PROBLEM DESCRIPTION:
Word for word, retype every entry in the listing.

ENTRIES SUPPLIED:

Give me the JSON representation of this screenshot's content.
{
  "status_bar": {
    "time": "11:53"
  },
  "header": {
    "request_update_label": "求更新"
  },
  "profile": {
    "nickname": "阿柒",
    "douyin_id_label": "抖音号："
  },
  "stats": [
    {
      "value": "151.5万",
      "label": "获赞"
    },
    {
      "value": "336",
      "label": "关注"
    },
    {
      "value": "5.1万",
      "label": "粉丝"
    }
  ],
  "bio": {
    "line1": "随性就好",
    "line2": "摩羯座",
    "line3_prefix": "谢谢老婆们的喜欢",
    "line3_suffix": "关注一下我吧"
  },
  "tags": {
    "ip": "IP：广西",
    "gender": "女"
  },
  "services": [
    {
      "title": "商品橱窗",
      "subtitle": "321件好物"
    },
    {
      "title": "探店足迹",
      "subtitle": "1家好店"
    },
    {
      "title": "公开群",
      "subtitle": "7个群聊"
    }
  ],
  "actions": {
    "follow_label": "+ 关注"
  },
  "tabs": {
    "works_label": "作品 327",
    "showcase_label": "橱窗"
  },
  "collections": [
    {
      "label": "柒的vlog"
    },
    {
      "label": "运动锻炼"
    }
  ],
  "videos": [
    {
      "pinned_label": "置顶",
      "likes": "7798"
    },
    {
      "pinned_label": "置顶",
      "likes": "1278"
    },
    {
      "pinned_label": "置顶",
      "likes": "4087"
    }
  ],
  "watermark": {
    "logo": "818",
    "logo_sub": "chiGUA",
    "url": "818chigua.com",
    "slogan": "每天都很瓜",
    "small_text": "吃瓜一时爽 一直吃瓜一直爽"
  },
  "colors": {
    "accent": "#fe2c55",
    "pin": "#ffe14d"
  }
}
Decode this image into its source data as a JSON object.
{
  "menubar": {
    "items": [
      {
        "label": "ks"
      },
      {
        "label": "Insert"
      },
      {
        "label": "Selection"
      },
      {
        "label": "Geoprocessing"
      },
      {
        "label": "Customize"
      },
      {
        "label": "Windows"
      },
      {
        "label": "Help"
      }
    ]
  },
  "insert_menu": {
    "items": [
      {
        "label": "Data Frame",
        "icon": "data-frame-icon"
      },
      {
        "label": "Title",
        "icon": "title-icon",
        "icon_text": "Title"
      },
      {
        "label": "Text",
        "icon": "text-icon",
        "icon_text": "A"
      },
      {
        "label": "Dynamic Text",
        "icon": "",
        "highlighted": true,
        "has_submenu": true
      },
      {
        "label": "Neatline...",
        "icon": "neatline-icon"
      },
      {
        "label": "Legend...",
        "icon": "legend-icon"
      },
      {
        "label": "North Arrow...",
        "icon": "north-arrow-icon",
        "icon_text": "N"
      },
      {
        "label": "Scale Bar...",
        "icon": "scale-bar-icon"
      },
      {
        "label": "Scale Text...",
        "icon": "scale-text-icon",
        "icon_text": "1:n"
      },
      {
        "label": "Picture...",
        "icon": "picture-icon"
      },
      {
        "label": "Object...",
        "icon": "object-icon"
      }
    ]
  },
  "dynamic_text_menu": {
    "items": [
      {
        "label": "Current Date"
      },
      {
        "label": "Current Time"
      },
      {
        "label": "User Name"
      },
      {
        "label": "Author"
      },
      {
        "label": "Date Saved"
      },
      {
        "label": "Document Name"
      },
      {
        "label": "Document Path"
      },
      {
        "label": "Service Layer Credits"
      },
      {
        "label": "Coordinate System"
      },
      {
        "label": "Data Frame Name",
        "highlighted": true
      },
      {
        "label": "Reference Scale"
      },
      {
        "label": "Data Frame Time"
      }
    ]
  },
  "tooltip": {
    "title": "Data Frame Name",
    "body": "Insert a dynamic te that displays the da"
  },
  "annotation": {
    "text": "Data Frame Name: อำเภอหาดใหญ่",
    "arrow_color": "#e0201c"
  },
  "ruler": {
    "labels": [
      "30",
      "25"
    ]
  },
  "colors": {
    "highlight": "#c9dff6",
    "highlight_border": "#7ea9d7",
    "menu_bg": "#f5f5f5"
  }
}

SOLVED PROBLEM:
Give me the JSON representation of this screenshot's content.
{
  "status_bar": {
    "time": "11:53"
  },
  "header": {
    "request_update_label": "求更新"
  },
  "profile": {
    "nickname": "阿柒",
    "douyin_id_label": "抖音号："
  },
  "stats": [
    {
      "value": "151.5万",
      "label": "获赞"
    },
    {
      "value": "336",
      "label": "关注"
    },
    {
      "value": "5.1万",
      "label": "粉丝"
    }
  ],
  "bio": {
    "line1": "随性就好",
    "line2": "摩羯座",
    "line3_prefix": "谢谢老婆们的喜欢",
    "line3_suffix": "关注一下我吧"
  },
  "tags": {
    "ip": "IP：广西",
    "gender": "女"
  },
  "services": [
    {
      "title": "商品橱窗",
      "subtitle": "321件好物"
    },
    {
      "title": "探店足迹",
      "subtitle": "1家好店"
    },
    {
      "title": "公开群",
      "subtitle": "7个群聊"
    }
  ],
  "actions": {
    "follow_label": "+ 关注"
  },
  "tabs": {
    "works_label": "作品 327",
    "showcase_label": "橱窗"
  },
  "collections": [
    {
      "label": "柒的vlog"
    },
    {
      "label": "运动锻炼"
    }
  ],
  "videos": [
    {
      "pinned_label": "置顶",
      "likes": "7798"
    },
    {
      "pinned_label": "置顶",
      "likes": "1278"
    },
    {
      "pinned_label": "置顶",
      "likes": "4087"
    }
  ],
  "watermark": {
    "logo": "818",
    "logo_sub": "chiGUA",
    "url": "818chigua.com",
    "slogan": "每天都很瓜",
    "small_text": "吃瓜一时爽 一直吃瓜一直爽"
  },
  "colors": {
    "accent": "#fe2c55",
    "pin": "#ffe14d"
  }
}
Decode this image into its source data as a JSON object.
{
  "menubar": {
    "items": [
      {
        "label": "ks"
      },
      {
        "label": "Insert"
      },
      {
        "label": "Selection"
      },
      {
        "label": "Geoprocessing"
      },
      {
        "label": "Customize"
      },
      {
        "label": "Windows"
      },
      {
        "label": "Help"
      }
    ]
  },
  "insert_menu": {
    "items": [
      {
        "label": "Data Frame",
        "icon": "data-frame-icon"
      },
      {
        "label": "Title",
        "icon": "title-icon",
        "icon_text": "Title"
      },
      {
        "label": "Text",
        "icon": "text-icon",
        "icon_text": "A"
      },
      {
        "label": "Dynamic Text",
        "icon": "",
        "highlighted": true,
        "has_submenu": true
      },
      {
        "label": "Neatline...",
        "icon": "neatline-icon"
      },
      {
        "label": "Legend...",
        "icon": "legend-icon"
      },
      {
        "label": "North Arrow...",
        "icon": "north-arrow-icon",
        "icon_text": "N"
      },
      {
        "label": "Scale Bar...",
        "icon": "scale-bar-icon"
      },
      {
        "label": "Scale Text...",
        "icon": "scale-text-icon",
        "icon_text": "1:n"
      },
      {
        "label": "Picture...",
        "icon": "picture-icon"
      },
      {
        "label": "Object...",
        "icon": "object-icon"
      }
    ]
  },
  "dynamic_text_menu": {
    "items": [
      {
        "label": "Current Date"
      },
      {
        "label": "Current Time"
      },
      {
        "label": "User Name"
      },
      {
        "label": "Author"
      },
      {
        "label": "Date Saved"
      },
      {
        "label": "Document Name"
      },
      {
        "label": "Document Path"
      },
      {
        "label": "Service Layer Credits"
      },
      {
        "label": "Coordinate System"
      },
      {
        "label": "Data Frame Name",
        "highlighted": true
      },
      {
        "label": "Reference Scale"
      },
      {
        "label": "Data Frame Time"
      }
    ]
  },
  "tooltip": {
    "title": "Data Frame Name",
    "body": "Insert a dynamic te that displays the da"
  },
  "annotation": {
    "text": "Data Frame Name: อำเภอหาดใหญ่",
    "arrow_color": "#e0201c"
  },
  "ruler": {
    "labels": [
      "30",
      "25"
    ]
  },
  "colors": {
    "highlight": "#c9dff6",
    "highlight_border": "#7ea9d7",
    "menu_bg": "#f5f5f5"
  }
}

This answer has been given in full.